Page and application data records

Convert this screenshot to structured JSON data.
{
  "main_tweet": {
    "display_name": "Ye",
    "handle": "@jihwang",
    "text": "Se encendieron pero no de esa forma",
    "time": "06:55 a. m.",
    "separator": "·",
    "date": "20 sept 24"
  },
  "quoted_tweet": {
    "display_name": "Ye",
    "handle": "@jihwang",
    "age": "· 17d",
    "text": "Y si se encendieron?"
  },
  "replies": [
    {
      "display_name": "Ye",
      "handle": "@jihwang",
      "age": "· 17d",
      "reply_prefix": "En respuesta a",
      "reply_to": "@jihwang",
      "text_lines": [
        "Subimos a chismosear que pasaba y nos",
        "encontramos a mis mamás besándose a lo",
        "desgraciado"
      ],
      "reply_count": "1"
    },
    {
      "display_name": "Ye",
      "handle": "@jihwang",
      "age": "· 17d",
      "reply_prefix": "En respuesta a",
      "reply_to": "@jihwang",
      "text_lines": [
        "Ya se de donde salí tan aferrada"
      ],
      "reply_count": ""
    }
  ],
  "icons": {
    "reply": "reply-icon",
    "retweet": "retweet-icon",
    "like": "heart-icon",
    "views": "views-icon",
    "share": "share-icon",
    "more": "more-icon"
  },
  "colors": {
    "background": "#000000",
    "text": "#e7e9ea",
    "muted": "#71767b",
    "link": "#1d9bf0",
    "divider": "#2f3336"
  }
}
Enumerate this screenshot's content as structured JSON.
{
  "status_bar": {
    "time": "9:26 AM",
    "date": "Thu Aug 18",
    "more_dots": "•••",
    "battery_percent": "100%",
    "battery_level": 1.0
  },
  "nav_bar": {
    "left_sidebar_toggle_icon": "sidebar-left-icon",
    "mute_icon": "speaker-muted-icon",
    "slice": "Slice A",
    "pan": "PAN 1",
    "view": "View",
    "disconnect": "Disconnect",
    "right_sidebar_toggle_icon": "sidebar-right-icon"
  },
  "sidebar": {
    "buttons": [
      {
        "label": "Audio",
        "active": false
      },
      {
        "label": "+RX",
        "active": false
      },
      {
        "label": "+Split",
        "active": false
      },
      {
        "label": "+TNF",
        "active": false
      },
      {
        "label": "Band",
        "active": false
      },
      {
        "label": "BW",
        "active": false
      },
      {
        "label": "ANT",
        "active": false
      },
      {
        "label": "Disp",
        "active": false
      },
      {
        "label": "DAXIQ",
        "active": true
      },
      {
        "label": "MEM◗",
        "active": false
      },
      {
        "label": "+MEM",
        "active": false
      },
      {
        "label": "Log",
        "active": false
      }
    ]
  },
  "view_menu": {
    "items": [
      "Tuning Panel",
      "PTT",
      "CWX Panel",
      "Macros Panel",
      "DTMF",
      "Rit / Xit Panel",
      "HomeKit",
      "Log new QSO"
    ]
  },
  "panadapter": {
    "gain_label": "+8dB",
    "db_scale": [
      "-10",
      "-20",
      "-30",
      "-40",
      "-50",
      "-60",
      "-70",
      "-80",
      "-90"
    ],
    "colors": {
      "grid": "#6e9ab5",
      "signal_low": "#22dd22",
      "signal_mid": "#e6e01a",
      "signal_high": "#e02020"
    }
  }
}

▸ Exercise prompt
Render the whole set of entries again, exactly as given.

▸ Response
Convert this screenshot to structured JSON data.
{
  "main_tweet": {
    "display_name": "Ye",
    "handle": "@jihwang",
    "text": "Se encendieron pero no de esa forma",
    "time": "06:55 a. m.",
    "separator": "·",
    "date": "20 sept 24"
  },
  "quoted_tweet": {
    "display_name": "Ye",
    "handle": "@jihwang",
    "age": "· 17d",
    "text": "Y si se encendieron?"
  },
  "replies": [
    {
      "display_name": "Ye",
      "handle": "@jihwang",
      "age": "· 17d",
      "reply_prefix": "En respuesta a",
      "reply_to": "@jihwang",
      "text_lines": [
        "Subimos a chismosear que pasaba y nos",
        "encontramos a mis mamás besándose a lo",
        "desgraciado"
      ],
      "reply_count": "1"
    },
    {
      "display_name": "Ye",
      "handle": "@jihwang",
      "age": "· 17d",
      "reply_prefix": "En respuesta a",
      "reply_to": "@jihwang",
      "text_lines": [
        "Ya se de donde salí tan aferrada"
      ],
      "reply_count": ""
    }
  ],
  "icons": {
    "reply": "reply-icon",
    "retweet": "retweet-icon",
    "like": "heart-icon",
    "views": "views-icon",
    "share": "share-icon",
    "more": "more-icon"
  },
  "colors": {
    "background": "#000000",
    "text": "#e7e9ea",
    "muted": "#71767b",
    "link": "#1d9bf0",
    "divider": "#2f3336"
  }
}
Enumerate this screenshot's content as structured JSON.
{
  "status_bar": {
    "time": "9:26 AM",
    "date": "Thu Aug 18",
    "more_dots": "•••",
    "battery_percent": "100%",
    "battery_level": 1.0
  },
  "nav_bar": {
    "left_sidebar_toggle_icon": "sidebar-left-icon",
    "mute_icon": "speaker-muted-icon",
    "slice": "Slice A",
    "pan": "PAN 1",
    "view": "View",
    "disconnect": "Disconnect",
    "right_sidebar_toggle_icon": "sidebar-right-icon"
  },
  "sidebar": {
    "buttons": [
      {
        "label": "Audio",
        "active": false
      },
      {
        "label": "+RX",
        "active": false
      },
      {
        "label": "+Split",
        "active": false
      },
      {
        "label": "+TNF",
        "active": false
      },
      {
        "label": "Band",
        "active": false
      },
      {
        "label": "BW",
        "active": false
      },
      {
        "label": "ANT",
        "active": false
      },
      {
        "label": "Disp",
        "active": false
      },
      {
        "label": "DAXIQ",
        "active": true
      },
      {
        "label": "MEM◗",
        "active": false
      },
      {
        "label": "+MEM",
        "active": false
      },
      {
        "label": "Log",
        "active": false
      }
    ]
  },
  "view_menu": {
    "items": [
      "Tuning Panel",
      "PTT",
      "CWX Panel",
      "Macros Panel",
      "DTMF",
      "Rit / Xit Panel",
      "HomeKit",
      "Log new QSO"
    ]
  },
  "panadapter": {
    "gain_label": "+8dB",
    "db_scale": [
      "-10",
      "-20",
      "-30",
      "-40",
      "-50",
      "-60",
      "-70",
      "-80",
      "-90"
    ],
    "colors": {
      "grid": "#6e9ab5",
      "signal_low": "#22dd22",
      "signal_mid": "#e6e01a",
      "signal_high": "#e02020"
    }
  }
}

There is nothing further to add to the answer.